### Material to process:
[Start of section]

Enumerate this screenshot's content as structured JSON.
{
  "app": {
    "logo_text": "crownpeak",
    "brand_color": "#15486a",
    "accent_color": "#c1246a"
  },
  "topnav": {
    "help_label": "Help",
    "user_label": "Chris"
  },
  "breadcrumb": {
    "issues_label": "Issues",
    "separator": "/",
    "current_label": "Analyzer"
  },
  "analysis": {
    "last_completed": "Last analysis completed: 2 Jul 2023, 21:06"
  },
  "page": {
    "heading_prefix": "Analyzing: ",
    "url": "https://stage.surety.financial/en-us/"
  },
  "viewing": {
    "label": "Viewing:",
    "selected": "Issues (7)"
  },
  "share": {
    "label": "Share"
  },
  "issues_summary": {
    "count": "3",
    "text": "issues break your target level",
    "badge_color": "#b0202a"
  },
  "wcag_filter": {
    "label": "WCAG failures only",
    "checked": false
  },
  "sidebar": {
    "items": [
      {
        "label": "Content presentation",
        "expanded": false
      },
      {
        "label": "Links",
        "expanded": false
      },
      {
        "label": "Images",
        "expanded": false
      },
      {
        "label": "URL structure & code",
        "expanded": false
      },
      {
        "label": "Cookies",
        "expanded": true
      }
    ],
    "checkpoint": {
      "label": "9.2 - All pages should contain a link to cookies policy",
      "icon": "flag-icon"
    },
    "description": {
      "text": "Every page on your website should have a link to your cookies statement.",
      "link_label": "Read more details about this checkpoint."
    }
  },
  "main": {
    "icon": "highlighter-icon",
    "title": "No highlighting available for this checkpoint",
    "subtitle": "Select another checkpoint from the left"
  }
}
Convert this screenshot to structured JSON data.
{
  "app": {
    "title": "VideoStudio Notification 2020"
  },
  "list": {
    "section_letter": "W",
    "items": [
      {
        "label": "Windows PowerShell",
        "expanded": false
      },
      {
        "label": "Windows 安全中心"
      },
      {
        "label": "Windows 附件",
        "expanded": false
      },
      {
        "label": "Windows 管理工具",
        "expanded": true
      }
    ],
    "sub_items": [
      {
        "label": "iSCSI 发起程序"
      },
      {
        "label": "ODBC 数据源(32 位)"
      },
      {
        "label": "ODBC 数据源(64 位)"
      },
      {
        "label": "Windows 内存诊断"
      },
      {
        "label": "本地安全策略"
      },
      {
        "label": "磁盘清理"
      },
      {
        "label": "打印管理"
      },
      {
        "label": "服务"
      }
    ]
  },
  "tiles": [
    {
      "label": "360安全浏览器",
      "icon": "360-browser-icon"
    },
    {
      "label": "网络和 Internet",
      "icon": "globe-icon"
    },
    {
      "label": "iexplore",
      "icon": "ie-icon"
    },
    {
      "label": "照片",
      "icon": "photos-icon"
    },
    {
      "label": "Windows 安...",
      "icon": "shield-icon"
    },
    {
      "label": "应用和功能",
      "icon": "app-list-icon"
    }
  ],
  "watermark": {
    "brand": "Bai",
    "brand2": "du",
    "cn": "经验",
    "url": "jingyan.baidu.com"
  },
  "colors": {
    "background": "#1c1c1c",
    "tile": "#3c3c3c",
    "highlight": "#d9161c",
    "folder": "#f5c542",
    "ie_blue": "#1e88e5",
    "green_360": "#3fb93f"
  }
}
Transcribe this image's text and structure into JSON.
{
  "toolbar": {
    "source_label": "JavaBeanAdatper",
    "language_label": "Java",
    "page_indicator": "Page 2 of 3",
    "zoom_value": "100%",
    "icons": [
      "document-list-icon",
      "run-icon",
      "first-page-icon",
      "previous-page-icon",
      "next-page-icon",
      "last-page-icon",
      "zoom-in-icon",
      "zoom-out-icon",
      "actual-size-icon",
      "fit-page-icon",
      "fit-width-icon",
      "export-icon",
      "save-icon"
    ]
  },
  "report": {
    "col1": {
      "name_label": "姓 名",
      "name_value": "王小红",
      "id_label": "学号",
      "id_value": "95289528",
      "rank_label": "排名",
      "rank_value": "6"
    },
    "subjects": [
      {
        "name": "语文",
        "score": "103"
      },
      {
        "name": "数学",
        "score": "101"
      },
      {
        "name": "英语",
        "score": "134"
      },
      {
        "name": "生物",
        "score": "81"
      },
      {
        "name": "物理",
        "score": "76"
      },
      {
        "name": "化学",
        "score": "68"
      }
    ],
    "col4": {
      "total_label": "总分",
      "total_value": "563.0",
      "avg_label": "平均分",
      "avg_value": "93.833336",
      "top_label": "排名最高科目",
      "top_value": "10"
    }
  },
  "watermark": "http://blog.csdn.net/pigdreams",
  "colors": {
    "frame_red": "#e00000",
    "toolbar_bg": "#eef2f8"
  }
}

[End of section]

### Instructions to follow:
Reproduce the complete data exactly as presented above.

### Solution to this problem:
Enumerate this screenshot's content as structured JSON.
{
  "app": {
    "logo_text": "crownpeak",
    "brand_color": "#15486a",
    "accent_color": "#c1246a"
  },
  "topnav": {
    "help_label": "Help",
    "user_label": "Chris"
  },
  "breadcrumb": {
    "issues_label": "Issues",
    "separator": "/",
    "current_label": "Analyzer"
  },
  "analysis": {
    "last_completed": "Last analysis completed: 2 Jul 2023, 21:06"
  },
  "page": {
    "heading_prefix": "Analyzing: ",
    "url": "https://stage.surety.financial/en-us/"
  },
  "viewing": {
    "label": "Viewing:",
    "selected": "Issues (7)"
  },
  "share": {
    "label": "Share"
  },
  "issues_summary": {
    "count": "3",
    "text": "issues break your target level",
    "badge_color": "#b0202a"
  },
  "wcag_filter": {
    "label": "WCAG failures only",
    "checked": false
  },
  "sidebar": {
    "items": [
      {
        "label": "Content presentation",
        "expanded": false
      },
      {
        "label": "Links",
        "expanded": false
      },
      {
        "label": "Images",
        "expanded": false
      },
      {
        "label": "URL structure & code",
        "expanded": false
      },
      {
        "label": "Cookies",
        "expanded": true
      }
    ],
    "checkpoint": {
      "label": "9.2 - All pages should contain a link to cookies policy",
      "icon": "flag-icon"
    },
    "description": {
      "text": "Every page on your website should have a link to your cookies statement.",
      "link_label": "Read more details about this checkpoint."
    }
  },
  "main": {
    "icon": "highlighter-icon",
    "title": "No highlighting available for this checkpoint",
    "subtitle": "Select another checkpoint from the left"
  }
}
Convert this screenshot to structured JSON data.
{
  "app": {
    "title": "VideoStudio Notification 2020"
  },
  "list": {
    "section_letter": "W",
    "items": [
      {
        "label": "Windows PowerShell",
        "expanded": false
      },
      {
        "label": "Windows 安全中心"
      },
      {
        "label": "Windows 附件",
        "expanded": false
      },
      {
        "label": "Windows 管理工具",
        "expanded": true
      }
    ],
    "sub_items": [
      {
        "label": "iSCSI 发起程序"
      },
      {
        "label": "ODBC 数据源(32 位)"
      },
      {
        "label": "ODBC 数据源(64 位)"
      },
      {
        "label": "Windows 内存诊断"
      },
      {
        "label": "本地安全策略"
      },
      {
        "label": "磁盘清理"
      },
      {
        "label": "打印管理"
      },
      {
        "label": "服务"
      }
    ]
  },
  "tiles": [
    {
      "label": "360安全浏览器",
      "icon": "360-browser-icon"
    },
    {
      "label": "网络和 Internet",
      "icon": "globe-icon"
    },
    {
      "label": "iexplore",
      "icon": "ie-icon"
    },
    {
      "label": "照片",
      "icon": "photos-icon"
    },
    {
      "label": "Windows 安...",
      "icon": "shield-icon"
    },
    {
      "label": "应用和功能",
      "icon": "app-list-icon"
    }
  ],
  "watermark": {
    "brand": "Bai",
    "brand2": "du",
    "cn": "经验",
    "url": "jingyan.baidu.com"
  },
  "colors": {
    "background": "#1c1c1c",
    "tile": "#3c3c3c",
    "highlight": "#d9161c",
    "folder": "#f5c542",
    "ie_blue": "#1e88e5",
    "green_360": "#3fb93f"
  }
}
Transcribe this image's text and structure into JSON.
{
  "toolbar": {
    "source_label": "JavaBeanAdatper",
    "language_label": "Java",
    "page_indicator": "Page 2 of 3",
    "zoom_value": "100%",
    "icons": [
      "document-list-icon",
      "run-icon",
      "first-page-icon",
      "previous-page-icon",
      "next-page-icon",
      "last-page-icon",
      "zoom-in-icon",
      "zoom-out-icon",
      "actual-size-icon",
      "fit-page-icon",
      "fit-width-icon",
      "export-icon",
      "save-icon"
    ]
  },
  "report": {
    "col1": {
      "name_label": "姓 名",
      "name_value": "王小红",
      "id_label": "学号",
      "id_value": "95289528",
      "rank_label": "排名",
      "rank_value": "6"
    },
    "subjects": [
      {
        "name": "语文",
        "score": "103"
      },
      {
        "name": "数学",
        "score": "101"
      },
      {
        "name": "英语",
        "score": "134"
      },
      {
        "name": "生物",
        "score": "81"
      },
      {
        "name": "物理",
        "score": "76"
      },
      {
        "name": "化学",
        "score": "68"
      }
    ],
    "col4": {
      "total_label": "总分",
      "total_value": "563.0",
      "avg_label": "平均分",
      "avg_value": "93.833336",
      "top_label": "排名最高科目",
      "top_value": "10"
    }
  },
  "watermark": "http://blog.csdn.net/pigdreams",
  "colors": {
    "frame_red": "#e00000",
    "toolbar_bg": "#eef2f8"
  }
}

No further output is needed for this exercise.